- [WHAT IS NEEDED]: Everything in the records should be repeated exactly.

- [RECORDS FOR THIS TASK]:
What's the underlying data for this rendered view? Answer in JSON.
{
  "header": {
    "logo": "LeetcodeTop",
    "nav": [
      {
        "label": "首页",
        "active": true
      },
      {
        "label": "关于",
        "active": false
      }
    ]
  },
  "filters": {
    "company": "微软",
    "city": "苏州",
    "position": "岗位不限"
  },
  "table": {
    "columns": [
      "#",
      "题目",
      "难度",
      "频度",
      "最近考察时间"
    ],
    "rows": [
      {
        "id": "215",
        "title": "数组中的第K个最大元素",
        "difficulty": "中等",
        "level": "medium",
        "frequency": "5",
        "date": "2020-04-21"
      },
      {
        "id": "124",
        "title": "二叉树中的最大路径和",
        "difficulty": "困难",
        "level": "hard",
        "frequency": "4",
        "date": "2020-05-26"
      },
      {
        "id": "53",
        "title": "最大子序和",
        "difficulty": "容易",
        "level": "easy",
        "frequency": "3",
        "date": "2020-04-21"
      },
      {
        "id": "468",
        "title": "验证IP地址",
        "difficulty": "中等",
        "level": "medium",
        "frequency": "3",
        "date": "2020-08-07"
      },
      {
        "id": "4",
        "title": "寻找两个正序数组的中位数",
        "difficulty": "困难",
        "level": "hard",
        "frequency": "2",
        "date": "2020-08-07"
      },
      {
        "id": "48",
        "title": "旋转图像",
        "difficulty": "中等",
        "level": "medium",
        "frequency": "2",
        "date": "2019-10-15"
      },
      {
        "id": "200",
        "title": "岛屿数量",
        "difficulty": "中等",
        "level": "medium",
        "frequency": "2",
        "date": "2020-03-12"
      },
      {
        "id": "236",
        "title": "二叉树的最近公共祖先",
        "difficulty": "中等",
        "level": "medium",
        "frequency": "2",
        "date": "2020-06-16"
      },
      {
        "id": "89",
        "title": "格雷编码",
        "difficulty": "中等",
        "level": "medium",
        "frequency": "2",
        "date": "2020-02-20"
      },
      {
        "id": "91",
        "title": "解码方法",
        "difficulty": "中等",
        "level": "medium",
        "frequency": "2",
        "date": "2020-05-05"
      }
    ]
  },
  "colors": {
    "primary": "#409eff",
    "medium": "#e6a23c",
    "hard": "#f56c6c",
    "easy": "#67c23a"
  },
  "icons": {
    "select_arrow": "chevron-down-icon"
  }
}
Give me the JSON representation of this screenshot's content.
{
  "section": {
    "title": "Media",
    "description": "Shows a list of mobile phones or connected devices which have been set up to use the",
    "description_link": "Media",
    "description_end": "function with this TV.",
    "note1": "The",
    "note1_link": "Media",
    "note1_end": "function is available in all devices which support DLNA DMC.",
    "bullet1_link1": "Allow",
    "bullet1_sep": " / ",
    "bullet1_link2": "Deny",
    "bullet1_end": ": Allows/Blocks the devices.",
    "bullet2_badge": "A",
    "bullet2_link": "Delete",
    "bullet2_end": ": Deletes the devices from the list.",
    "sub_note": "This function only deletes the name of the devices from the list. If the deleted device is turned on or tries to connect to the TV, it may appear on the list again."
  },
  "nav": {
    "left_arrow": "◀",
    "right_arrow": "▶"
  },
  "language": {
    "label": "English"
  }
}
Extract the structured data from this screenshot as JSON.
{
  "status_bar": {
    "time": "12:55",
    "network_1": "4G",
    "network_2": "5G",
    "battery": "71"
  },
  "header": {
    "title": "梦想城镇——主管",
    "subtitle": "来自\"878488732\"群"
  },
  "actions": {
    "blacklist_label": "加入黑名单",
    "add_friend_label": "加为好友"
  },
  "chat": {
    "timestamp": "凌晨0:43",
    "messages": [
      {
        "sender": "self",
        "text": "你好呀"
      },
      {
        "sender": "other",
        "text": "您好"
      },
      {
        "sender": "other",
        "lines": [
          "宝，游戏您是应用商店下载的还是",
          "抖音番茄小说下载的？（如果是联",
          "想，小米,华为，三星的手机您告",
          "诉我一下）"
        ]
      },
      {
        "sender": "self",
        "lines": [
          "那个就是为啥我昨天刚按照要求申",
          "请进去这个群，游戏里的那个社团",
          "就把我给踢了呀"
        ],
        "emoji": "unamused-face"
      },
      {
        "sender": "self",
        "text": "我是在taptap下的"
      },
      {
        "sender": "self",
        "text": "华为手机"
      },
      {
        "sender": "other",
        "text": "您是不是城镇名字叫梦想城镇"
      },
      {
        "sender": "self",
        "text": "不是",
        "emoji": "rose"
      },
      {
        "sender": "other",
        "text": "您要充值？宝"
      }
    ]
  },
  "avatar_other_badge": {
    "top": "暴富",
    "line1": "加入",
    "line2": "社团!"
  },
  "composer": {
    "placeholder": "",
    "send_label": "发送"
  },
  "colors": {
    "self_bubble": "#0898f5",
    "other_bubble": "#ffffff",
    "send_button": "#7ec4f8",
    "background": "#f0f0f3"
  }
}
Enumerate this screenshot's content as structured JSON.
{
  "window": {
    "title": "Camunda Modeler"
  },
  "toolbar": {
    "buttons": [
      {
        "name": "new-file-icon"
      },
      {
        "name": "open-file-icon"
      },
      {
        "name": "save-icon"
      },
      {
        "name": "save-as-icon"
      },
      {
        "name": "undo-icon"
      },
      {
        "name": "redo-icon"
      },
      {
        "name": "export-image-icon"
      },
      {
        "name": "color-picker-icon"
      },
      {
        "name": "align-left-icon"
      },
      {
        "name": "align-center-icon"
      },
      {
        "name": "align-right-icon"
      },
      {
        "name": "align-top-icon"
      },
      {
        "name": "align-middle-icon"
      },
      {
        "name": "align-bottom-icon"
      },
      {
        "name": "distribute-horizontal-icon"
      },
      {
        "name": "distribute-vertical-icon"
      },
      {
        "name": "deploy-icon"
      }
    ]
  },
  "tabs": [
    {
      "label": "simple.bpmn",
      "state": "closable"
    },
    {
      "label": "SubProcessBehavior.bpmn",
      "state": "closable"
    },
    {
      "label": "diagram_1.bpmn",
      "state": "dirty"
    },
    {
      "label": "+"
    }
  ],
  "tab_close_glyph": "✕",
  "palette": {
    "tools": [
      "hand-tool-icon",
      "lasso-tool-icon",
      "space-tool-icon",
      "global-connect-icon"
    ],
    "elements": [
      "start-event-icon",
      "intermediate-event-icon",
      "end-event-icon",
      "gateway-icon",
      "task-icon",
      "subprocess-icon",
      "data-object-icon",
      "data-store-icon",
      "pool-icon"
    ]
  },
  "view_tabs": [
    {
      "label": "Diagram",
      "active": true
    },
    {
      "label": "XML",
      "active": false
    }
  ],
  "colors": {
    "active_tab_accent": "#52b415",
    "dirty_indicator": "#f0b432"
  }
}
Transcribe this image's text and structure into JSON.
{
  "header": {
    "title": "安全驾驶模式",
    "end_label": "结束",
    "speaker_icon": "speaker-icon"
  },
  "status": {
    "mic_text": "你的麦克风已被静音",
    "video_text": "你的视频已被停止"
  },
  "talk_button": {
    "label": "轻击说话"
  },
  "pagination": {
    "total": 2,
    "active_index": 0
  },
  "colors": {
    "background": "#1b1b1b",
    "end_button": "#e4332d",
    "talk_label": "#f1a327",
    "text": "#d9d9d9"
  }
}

- [THE COMPLETED TASK]:
What's the underlying data for this rendered view? Answer in JSON.
{
  "header": {
    "logo": "LeetcodeTop",
    "nav": [
      {
        "label": "首页",
        "active": true
      },
      {
        "label": "关于",
        "active": false
      }
    ]
  },
  "filters": {
    "company": "微软",
    "city": "苏州",
    "position": "岗位不限"
  },
  "table": {
    "columns": [
      "#",
      "题目",
      "难度",
      "频度",
      "最近考察时间"
    ],
    "rows": [
      {
        "id": "215",
        "title": "数组中的第K个最大元素",
        "difficulty": "中等",
        "level": "medium",
        "frequency": "5",
        "date": "2020-04-21"
      },
      {
        "id": "124",
        "title": "二叉树中的最大路径和",
        "difficulty": "困难",
        "level": "hard",
        "frequency": "4",
        "date": "2020-05-26"
      },
      {
        "id": "53",
        "title": "最大子序和",
        "difficulty": "容易",
        "level": "easy",
        "frequency": "3",
        "date": "2020-04-21"
      },
      {
        "id": "468",
        "title": "验证IP地址",
        "difficulty": "中等",
        "level": "medium",
        "frequency": "3",
        "date": "2020-08-07"
      },
      {
        "id": "4",
        "title": "寻找两个正序数组的中位数",
        "difficulty": "困难",
        "level": "hard",
        "frequency": "2",
        "date": "2020-08-07"
      },
      {
        "id": "48",
        "title": "旋转图像",
        "difficulty": "中等",
        "level": "medium",
        "frequency": "2",
        "date": "2019-10-15"
      },
      {
        "id": "200",
        "title": "岛屿数量",
        "difficulty": "中等",
        "level": "medium",
        "frequency": "2",
        "date": "2020-03-12"
      },
      {
        "id": "236",
        "title": "二叉树的最近公共祖先",
        "difficulty": "中等",
        "level": "medium",
        "frequency": "2",
        "date": "2020-06-16"
      },
      {
        "id": "89",
        "title": "格雷编码",
        "difficulty": "中等",
        "level": "medium",
        "frequency": "2",
        "date": "2020-02-20"
      },
      {
        "id": "91",
        "title": "解码方法",
        "difficulty": "中等",
        "level": "medium",
        "frequency": "2",
        "date": "2020-05-05"
      }
    ]
  },
  "colors": {
    "primary": "#409eff",
    "medium": "#e6a23c",
    "hard": "#f56c6c",
    "easy": "#67c23a"
  },
  "icons": {
    "select_arrow": "chevron-down-icon"
  }
}
Give me the JSON representation of this screenshot's content.
{
  "section": {
    "title": "Media",
    "description": "Shows a list of mobile phones or connected devices which have been set up to use the",
    "description_link": "Media",
    "description_end": "function with this TV.",
    "note1": "The",
    "note1_link": "Media",
    "note1_end": "function is available in all devices which support DLNA DMC.",
    "bullet1_link1": "Allow",
    "bullet1_sep": " / ",
    "bullet1_link2": "Deny",
    "bullet1_end": ": Allows/Blocks the devices.",
    "bullet2_badge": "A",
    "bullet2_link": "Delete",
    "bullet2_end": ": Deletes the devices from the list.",
    "sub_note": "This function only deletes the name of the devices from the list. If the deleted device is turned on or tries to connect to the TV, it may appear on the list again."
  },
  "nav": {
    "left_arrow": "◀",
    "right_arrow": "▶"
  },
  "language": {
    "label": "English"
  }
}
Extract the structured data from this screenshot as JSON.
{
  "status_bar": {
    "time": "12:55",
    "network_1": "4G",
    "network_2": "5G",
    "battery": "71"
  },
  "header": {
    "title": "梦想城镇——主管",
    "subtitle": "来自\"878488732\"群"
  },
  "actions": {
    "blacklist_label": "加入黑名单",
    "add_friend_label": "加为好友"
  },
  "chat": {
    "timestamp": "凌晨0:43",
    "messages": [
      {
        "sender": "self",
        "text": "你好呀"
      },
      {
        "sender": "other",
        "text": "您好"
      },
      {
        "sender": "other",
        "lines": [
          "宝，游戏您是应用商店下载的还是",
          "抖音番茄小说下载的？（如果是联",
          "想，小米,华为，三星的手机您告",
          "诉我一下）"
        ]
      },
      {
        "sender": "self",
        "lines": [
          "那个就是为啥我昨天刚按照要求申",
          "请进去这个群，游戏里的那个社团",
          "就把我给踢了呀"
        ],
        "emoji": "unamused-face"
      },
      {
        "sender": "self",
        "text": "我是在taptap下的"
      },
      {
        "sender": "self",
        "text": "华为手机"
      },
      {
        "sender": "other",
        "text": "您是不是城镇名字叫梦想城镇"
      },
      {
        "sender": "self",
        "text": "不是",
        "emoji": "rose"
      },
      {
        "sender": "other",
        "text": "您要充值？宝"
      }
    ]
  },
  "avatar_other_badge": {
    "top": "暴富",
    "line1": "加入",
    "line2": "社团!"
  },
  "composer": {
    "placeholder": "",
    "send_label": "发送"
  },
  "colors": {
    "self_bubble": "#0898f5",
    "other_bubble": "#ffffff",
    "send_button": "#7ec4f8",
    "background": "#f0f0f3"
  }
}
Enumerate this screenshot's content as structured JSON.
{
  "window": {
    "title": "Camunda Modeler"
  },
  "toolbar": {
    "buttons": [
      {
        "name": "new-file-icon"
      },
      {
        "name": "open-file-icon"
      },
      {
        "name": "save-icon"
      },
      {
        "name": "save-as-icon"
      },
      {
        "name": "undo-icon"
      },
      {
        "name": "redo-icon"
      },
      {
        "name": "export-image-icon"
      },
      {
        "name": "color-picker-icon"
      },
      {
        "name": "align-left-icon"
      },
      {
        "name": "align-center-icon"
      },
      {
        "name": "align-right-icon"
      },
      {
        "name": "align-top-icon"
      },
      {
        "name": "align-middle-icon"
      },
      {
        "name": "align-bottom-icon"
      },
      {
        "name": "distribute-horizontal-icon"
      },
      {
        "name": "distribute-vertical-icon"
      },
      {
        "name": "deploy-icon"
      }
    ]
  },
  "tabs": [
    {
      "label": "simple.bpmn",
      "state": "closable"
    },
    {
      "label": "SubProcessBehavior.bpmn",
      "state": "closable"
    },
    {
      "label": "diagram_1.bpmn",
      "state": "dirty"
    },
    {
      "label": "+"
    }
  ],
  "tab_close_glyph": "✕",
  "palette": {
    "tools": [
      "hand-tool-icon",
      "lasso-tool-icon",
      "space-tool-icon",
      "global-connect-icon"
    ],
    "elements": [
      "start-event-icon",
      "intermediate-event-icon",
      "end-event-icon",
      "gateway-icon",
      "task-icon",
      "subprocess-icon",
      "data-object-icon",
      "data-store-icon",
      "pool-icon"
    ]
  },
  "view_tabs": [
    {
      "label": "Diagram",
      "active": true
    },
    {
      "label": "XML",
      "active": false
    }
  ],
  "colors": {
    "active_tab_accent": "#52b415",
    "dirty_indicator": "#f0b432"
  }
}
Transcribe this image's text and structure into JSON.
{
  "header": {
    "title": "安全驾驶模式",
    "end_label": "结束",
    "speaker_icon": "speaker-icon"
  },
  "status": {
    "mic_text": "你的麦克风已被静音",
    "video_text": "你的视频已被停止"
  },
  "talk_button": {
    "label": "轻击说话"
  },
  "pagination": {
    "total": 2,
    "active_index": 0
  },
  "colors": {
    "background": "#1b1b1b",
    "end_button": "#e4332d",
    "talk_label": "#f1a327",
    "text": "#d9d9d9"
  }
}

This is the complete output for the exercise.